The South African government has increasingly taken steps to build a more supportive environment for health research and development, which is important for the country to find new and creative ways to tackle our health problems. However, every health technology produced must be approved by a government regulatory authority before it can be put in the hands of patients and health care providers. A delay in the approval process means a potential life-threatening lapse in treatment for patients in need—a dire situation that many South Africans know all too well, and have struggled with for years.

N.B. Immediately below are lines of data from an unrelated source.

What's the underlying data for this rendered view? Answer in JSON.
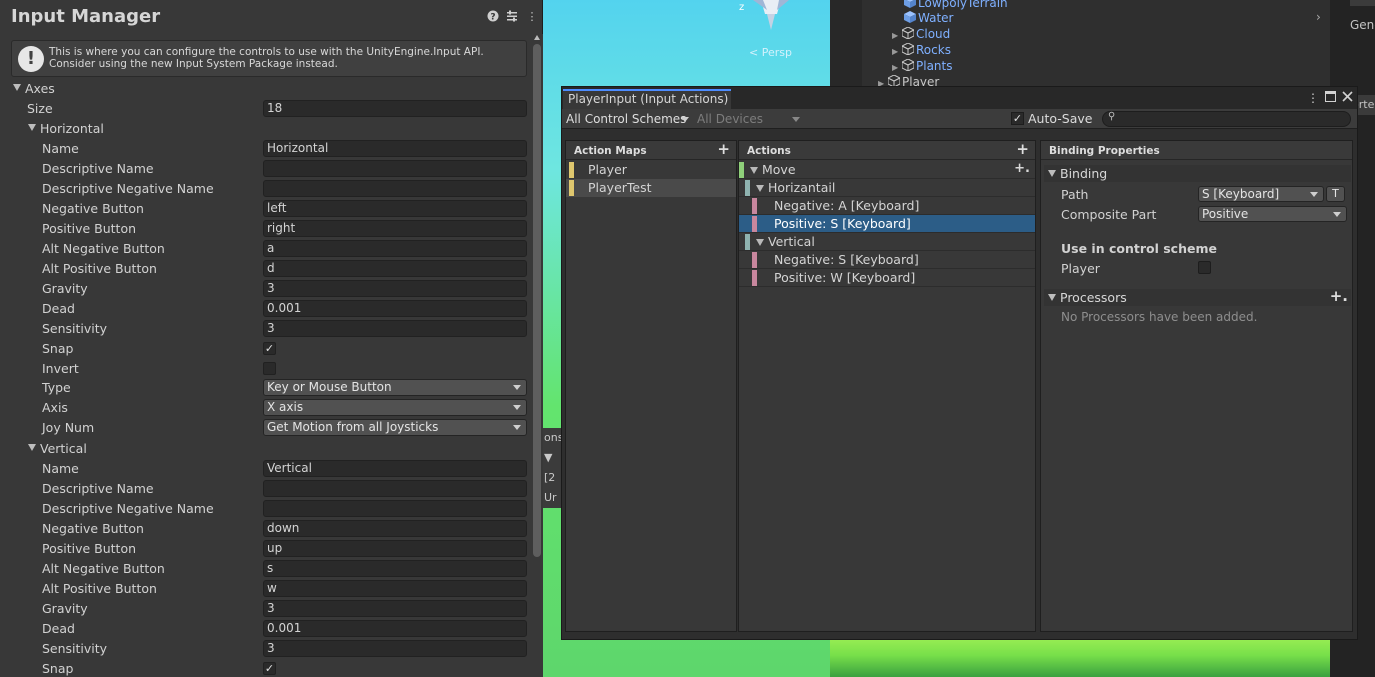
{
  "colors": {
    "action_map_bar": "#dfc76e",
    "action_bar": "#8fb3b0",
    "binding_bar": "#c8879e",
    "selection": "#2c5d87",
    "tab_accent": "#4d8cff",
    "hierarchy_link": "#7fb0ff"
  },
  "scene": {
    "gizmo_axis": "z",
    "persp_label": "< Persp",
    "console_lines": [
      "ons",
      "▼",
      "[2",
      "Ur"
    ]
  },
  "hierarchy": {
    "items": [
      {
        "label": "LowpolyTerrain",
        "icon": "cube-icon"
      },
      {
        "label": "Water",
        "icon": "cube-icon"
      },
      {
        "label": "Cloud",
        "icon": "cube-icon"
      },
      {
        "label": "Rocks",
        "icon": "cube-icon"
      },
      {
        "label": "Plants",
        "icon": "cube-icon"
      },
      {
        "label": "Player",
        "icon": "cube-icon"
      }
    ],
    "right_label": "Gene",
    "right_button": "orte"
  },
  "input_manager": {
    "title": "Input Manager",
    "header_icons": [
      "help-icon",
      "settings-icon",
      "more-icon"
    ],
    "help_text": "This is where you can configure the controls to use with the UnityEngine.Input API. Consider using the new Input System Package instead.",
    "axes_label": "Axes",
    "size_label": "Size",
    "size_value": "18",
    "horizontal": {
      "header": "Horizontal",
      "name_label": "Name",
      "name": "Horizontal",
      "desc_label": "Descriptive Name",
      "desc": "",
      "desc_neg_label": "Descriptive Negative Name",
      "desc_neg": "",
      "neg_label": "Negative Button",
      "neg": "left",
      "pos_label": "Positive Button",
      "pos": "right",
      "alt_neg_label": "Alt Negative Button",
      "alt_neg": "a",
      "alt_pos_label": "Alt Positive Button",
      "alt_pos": "d",
      "gravity_label": "Gravity",
      "gravity": "3",
      "dead_label": "Dead",
      "dead": "0.001",
      "sensitivity_label": "Sensitivity",
      "sensitivity": "3",
      "snap_label": "Snap",
      "snap": "✓",
      "invert_label": "Invert",
      "invert": "",
      "type_label": "Type",
      "type": "Key or Mouse Button",
      "axis_label": "Axis",
      "axis": "X axis",
      "joy_label": "Joy Num",
      "joy": "Get Motion from all Joysticks"
    },
    "vertical": {
      "header": "Vertical",
      "name_label": "Name",
      "name": "Vertical",
      "desc_label": "Descriptive Name",
      "desc": "",
      "desc_neg_label": "Descriptive Negative Name",
      "desc_neg": "",
      "neg_label": "Negative Button",
      "neg": "down",
      "pos_label": "Positive Button",
      "pos": "up",
      "alt_neg_label": "Alt Negative Button",
      "alt_neg": "s",
      "alt_pos_label": "Alt Positive Button",
      "alt_pos": "w",
      "gravity_label": "Gravity",
      "gravity": "3",
      "dead_label": "Dead",
      "dead": "0.001",
      "sensitivity_label": "Sensitivity",
      "sensitivity": "3",
      "snap_label": "Snap",
      "snap": "✓"
    }
  },
  "player_input": {
    "tab_title": "PlayerInput (Input Actions)",
    "window_icons": [
      "more-icon",
      "maximize-icon",
      "close-icon"
    ],
    "control_schemes": "All Control Schemes",
    "devices": "All Devices",
    "auto_save_label": "Auto-Save",
    "auto_save_checked": "✓",
    "action_maps_header": "Action Maps",
    "action_maps": [
      "Player",
      "PlayerTest"
    ],
    "actions_header": "Actions",
    "actions": {
      "move": "Move",
      "horizontal_composite": "Horizantail",
      "h_negative": "Negative: A [Keyboard]",
      "h_positive": "Positive: S [Keyboard]",
      "vertical_composite": "Vertical",
      "v_negative": "Negative: S [Keyboard]",
      "v_positive": "Positive: W [Keyboard]"
    },
    "binding_properties_header": "Binding Properties",
    "binding_section": "Binding",
    "path_label": "Path",
    "path_value": "S [Keyboard]",
    "t_button": "T",
    "composite_part_label": "Composite Part",
    "composite_part_value": "Positive",
    "use_in_scheme_label": "Use in control scheme",
    "scheme_player_label": "Player",
    "processors_section": "Processors",
    "no_processors": "No Processors have been added."
  }
}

Prior to the creation of SAHPRA, all new health technologies had to be approved by the Medicines Control Council (MCC)—the regulatory body that sat under the Department of Health—before they could go on the market. Due in part to a lack of bandwidth and expertise among staff within the Department of Health, the MCC outsourced its regulators, who met once per month to evaluate new health products. The MCC’s lack of independence from the South African government and the shortage of full-time staff led to difficulties in efficiently regulating health products, creating a backlog of unapproved essential health technologies. As a result, reported approval times for backlogged health products reached up to five years.

Lengthy wait

Due to this clear need for a better functioning regulatory authority, the launch of SAHPRA is something that we, as members of the South African Health Technologies Advocacy Coalition (SAHTAC), have been monitoring and advocating for over the last two years. Although the legislation for implementing SAHPRA was enacted on June 1, 2017, it has taken over seven months for the board to meet for the first time, hence formally operationalising SAHPRA. We hope that going forward the agency will move with more urgency so that the people of South Africa will quickly see the results of this important new agency.

SAHTAC congratulates the South African government for the creation of SAHPRA as an independent organisation that is funded through a combination of user fees and government funds, with the mandate to hire subject matter experts who will work full-time to regulate and process drugs, vaccines, medical devices, and diagnostics. Additionally, we applaud SAHPRA’s clearly defined regulatory guidelines, including the addition of medical devices to the list of products to be regulated by SAHPRA’s in-house staff.

It is, however, disappointing that there is no civil society representative on the board of SAHPRA despite applications being submitted from civil society representatives. This is something SAHTAC hopes the board will reconsider in the future.

As a unified group of advocates for strengthened domestic innovation capacity and infrastructure in South Africa, SAHTAC calls on SAHPRA to be accountable and transparent. We also appeal to the government to ensure that SAHPRA is fully funded so that it can fulfill its promise of breaking down barriers to acquisition of effective health technologies by patients.

Learn more about the why research and development is important for South Africa.

Yolanda Moyo is an Advocacy and Policy Officer at PATH’s South Africa office in Johannesburg. She leads PATH’s advocacy for improved R&D policies and investments in South Africa. PATH is an international health organization driving transformative innovation to save lives.